Dear ASFM Community,
Can you believe it?! We just completed our first week of school! We collected 2,656 saliva samples (the grad school at Columbia Univ. never taught me that this would be part of a Superintendent’s job!), guided 1,115 cars to multiple testing stations, and started school for our elementary and middle school eagles. Last night on my way out of school I watched our older eagles play soccer--things looked remarkably normal. As I walked the halls of our classrooms listening to the happy chatter of students within, I was reminded that we are fighting for in-person learning for all the right reasons. Whether it is the engaged conversations in class or the excited fist bumps for a well-struck shot on goal, the sentiment that we have achieved something not only educationally impactful, but historic is omnipresent. Well done, ASFM--Let’s keep going.
Naturally as we try something totally new we are learning as we go. There is no perfect playbook telling us how to run PCR testing for a school of our size in Mexico. We learn together and we rise together. We are committed to learning and continuous improvement and to making evidenced based decisions.Thank you for giving feedback, having patience and, most of all, for inspiring us with your love of ASFM. We’re in it to win it for you and your children.
Among my most important realizations is that on our best day, we are only doing a good job at preventing, rather than eliminating the threat of COVID. I struggled at first to understand the difference between Preventative and Diagnostic Testing. We are committed to Preventative Testing, and that is why we’ve selected a PCR, pool testing strategy. As you remember, a few weeks ago we used an antigen test in order to diagnose COVID cases in our community the day before starting school. An antigen test is a very blunt instrument when compared to a PCR test. A PCR is much more exacting in that it ascertains whether there are traces of COVID RNA in a person's system. A PCR test reveals whether or not you are contagious BEFORE you actually show symptoms. Our biggest threat to in-person learning are asymptomatic COVID cases. An antigen test tells us that you are already contagious. We want to know in advance so we can prevent the spread of the virus, and we can have greater confidence that we’ve screened out COVID.

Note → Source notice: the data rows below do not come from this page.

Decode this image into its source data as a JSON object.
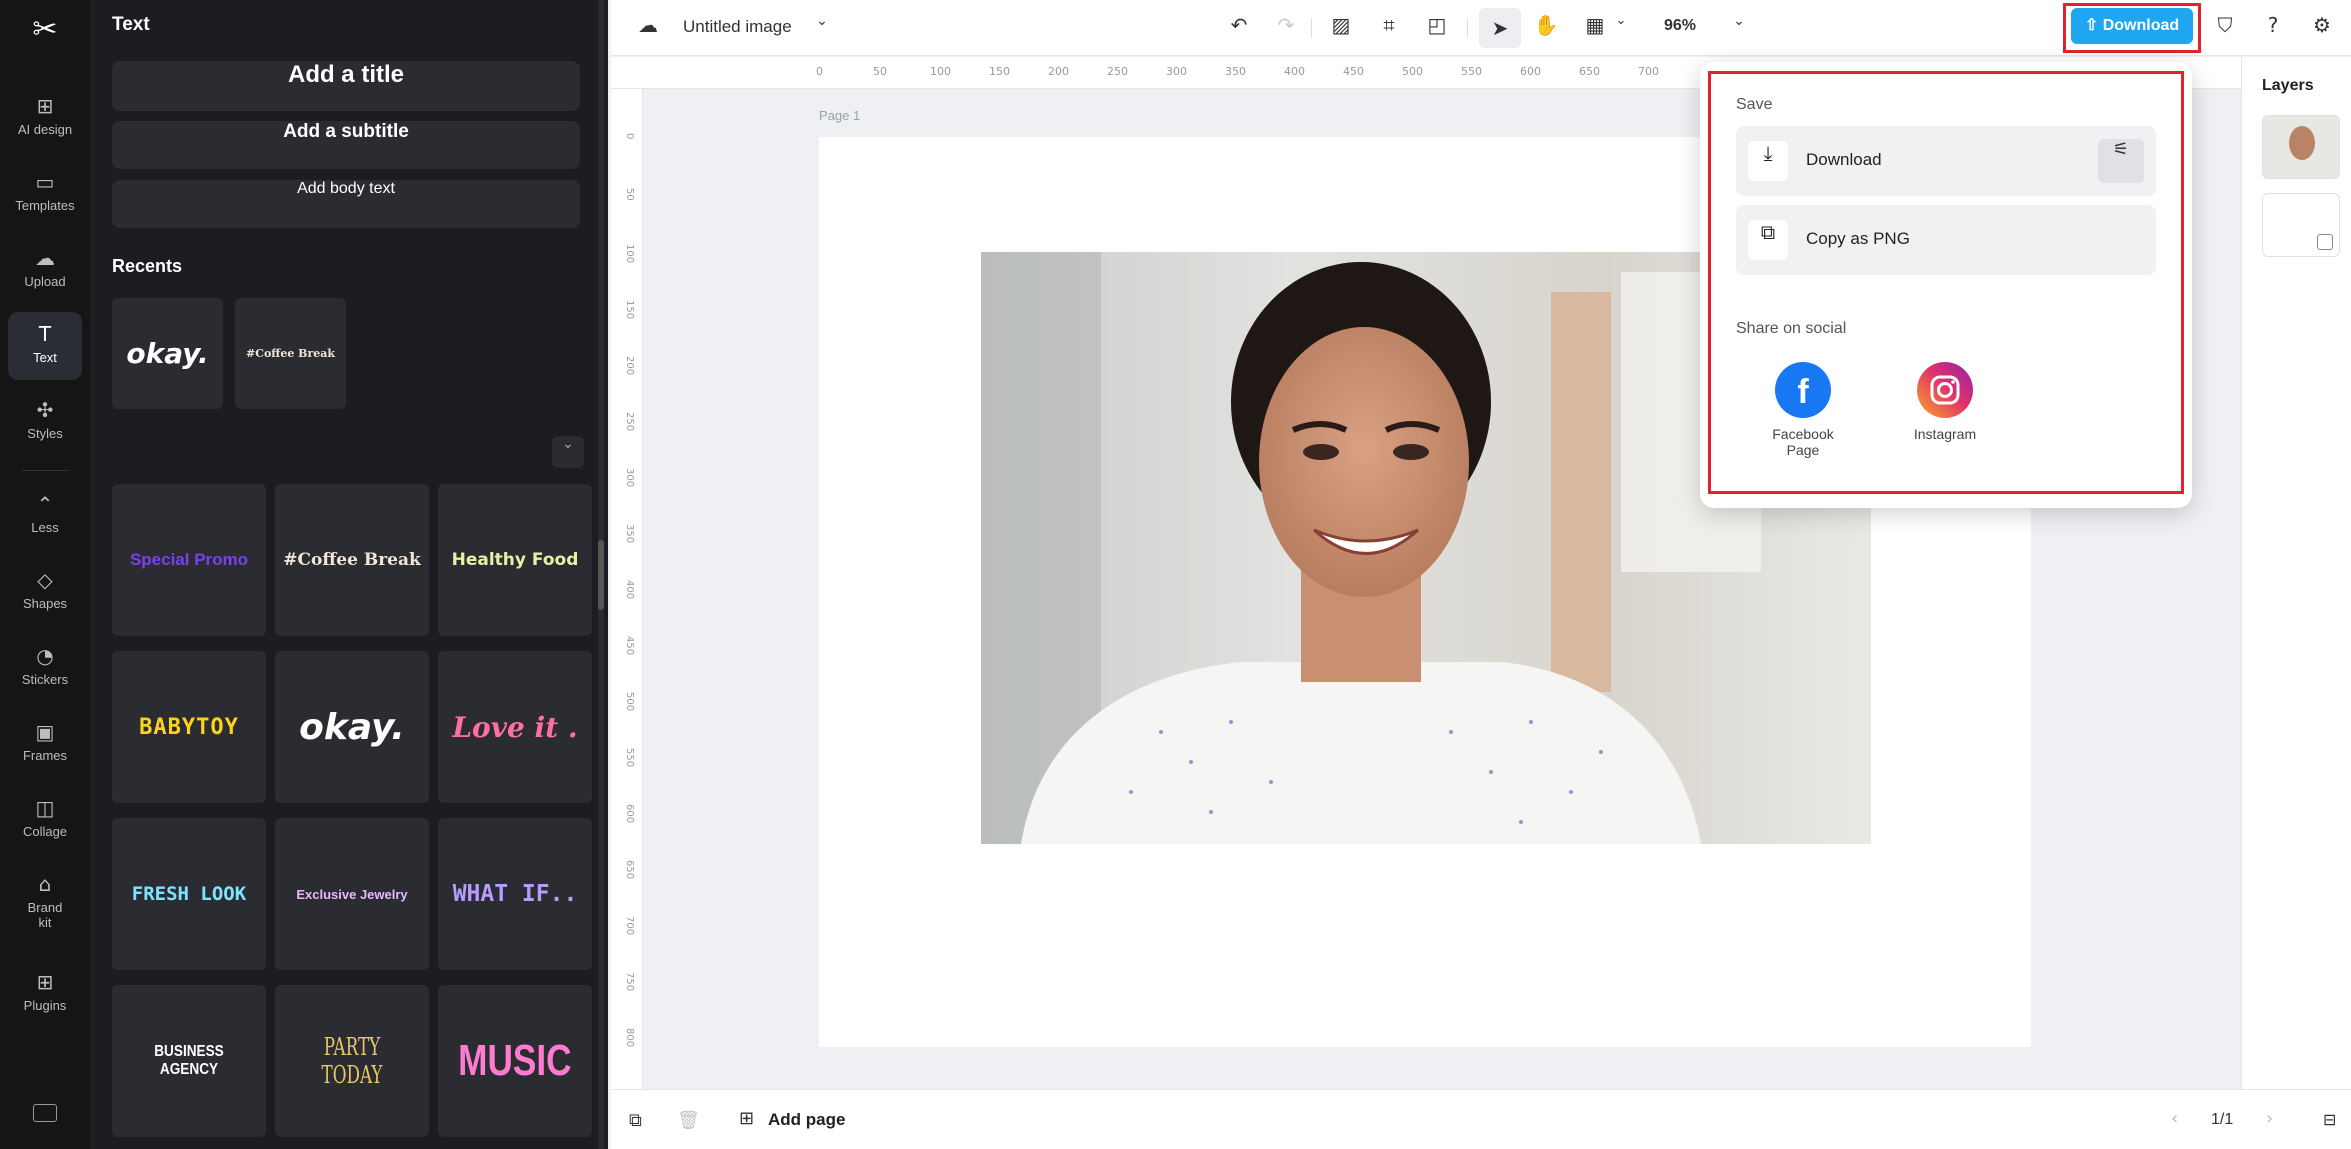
{
  "rail": {
    "logo": "✂",
    "items": [
      {
        "label": "AI design",
        "icon": "ai-design-icon"
      },
      {
        "label": "Templates",
        "icon": "templates-icon"
      },
      {
        "label": "Upload",
        "icon": "upload-icon"
      },
      {
        "label": "Text",
        "icon": "text-icon"
      },
      {
        "label": "Styles",
        "icon": "styles-icon"
      },
      {
        "label": "Less",
        "icon": "chevron-up-icon"
      },
      {
        "label": "Shapes",
        "icon": "shapes-icon"
      },
      {
        "label": "Stickers",
        "icon": "stickers-icon"
      },
      {
        "label": "Frames",
        "icon": "frames-icon"
      },
      {
        "label": "Collage",
        "icon": "collage-icon"
      },
      {
        "label": "Brand\nkit",
        "icon": "brand-kit-icon"
      },
      {
        "label": "Plugins",
        "icon": "plugins-icon"
      }
    ]
  },
  "panel": {
    "title": "Text",
    "add_title": "Add a title",
    "add_subtitle": "Add a subtitle",
    "add_body": "Add body text",
    "recents_title": "Recents",
    "recents": [
      "okay.",
      "#Coffee Break"
    ],
    "tiles": [
      {
        "text": "Special Promo",
        "color": "#7b3ff2"
      },
      {
        "text": "#Coffee Break",
        "color": "#f3e6d6"
      },
      {
        "text": "Healthy Food",
        "color": "#e8f0a6"
      },
      {
        "text": "BABYTOY",
        "color": "#ffd21a"
      },
      {
        "text": "okay.",
        "color": "#ffffff"
      },
      {
        "text": "Love it .",
        "color": "#ff6fa0"
      },
      {
        "text": "FRESH LOOK",
        "color": "#7fe3ff"
      },
      {
        "text": "Exclusive Jewelry",
        "color": "#e7b8ff"
      },
      {
        "text": "WHAT IF..",
        "color": "#b89bff"
      },
      {
        "text": "BUSINESS AGENCY",
        "color": "#ffffff"
      },
      {
        "text": "PARTY TODAY",
        "color": "#e9c86a"
      },
      {
        "text": "MUSIC",
        "color": "#ff7bd0"
      }
    ]
  },
  "topbar": {
    "doc_title": "Untitled image",
    "zoom": "96%",
    "download_label": "Download"
  },
  "ruler": {
    "top": [
      "0",
      "50",
      "100",
      "150",
      "200",
      "250",
      "300",
      "350",
      "400",
      "450",
      "500",
      "550",
      "600",
      "650",
      "700"
    ],
    "left": [
      "0",
      "50",
      "100",
      "150",
      "200",
      "250",
      "300",
      "350",
      "400",
      "450",
      "500",
      "550",
      "600",
      "650",
      "700",
      "750",
      "800"
    ]
  },
  "canvas": {
    "page_label": "Page 1"
  },
  "layers": {
    "title": "Layers"
  },
  "bottombar": {
    "add_page": "Add page",
    "page_count": "1/1"
  },
  "dropdown": {
    "save_section": "Save",
    "download": "Download",
    "copy_png": "Copy as PNG",
    "share_section": "Share on social",
    "facebook": "Facebook Page",
    "instagram": "Instagram"
  },
  "colors": {
    "accent": "#1ea7f0",
    "highlight": "#e0242c"
  }
}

Screening for COVID is fundamentally an imperfect science, and this is what gives us such a high level of anxiety. Dealing with COVID is like fishing, but fortunately our fishing net has small holes, however, the ocean is still big. We’re catching the COVID fish, and this gives us confidence to keep fishing, but there are always a few that get away. For the COVID cases that escape our net we have our other mitigation strategies: face masks, social distancing, temperature checks, gell, reduced room capacity, etc. The painful truth is that we will always have traces of COVID on our campus. To add more perspective on this, when the NBA created a “bubble,” they used a PCR test too, but they tested everyday. The assumption is that the COVID contagion is growing; on Monday the RNA trace is so low it does not register, but one or two days later, it does begin to register. By Monday the traces on COVID are contagious enough to be caught in our net. Catching a fish comes down to having the right equipment and being persistent. We have both the right tool and the determination.
On Monday we will begin the process again. We’ve made a number of changes to expedite traffic flow as well as made improvements to our pool testing strategy. We are on your side and we look forward to a great second week of on-campus learning.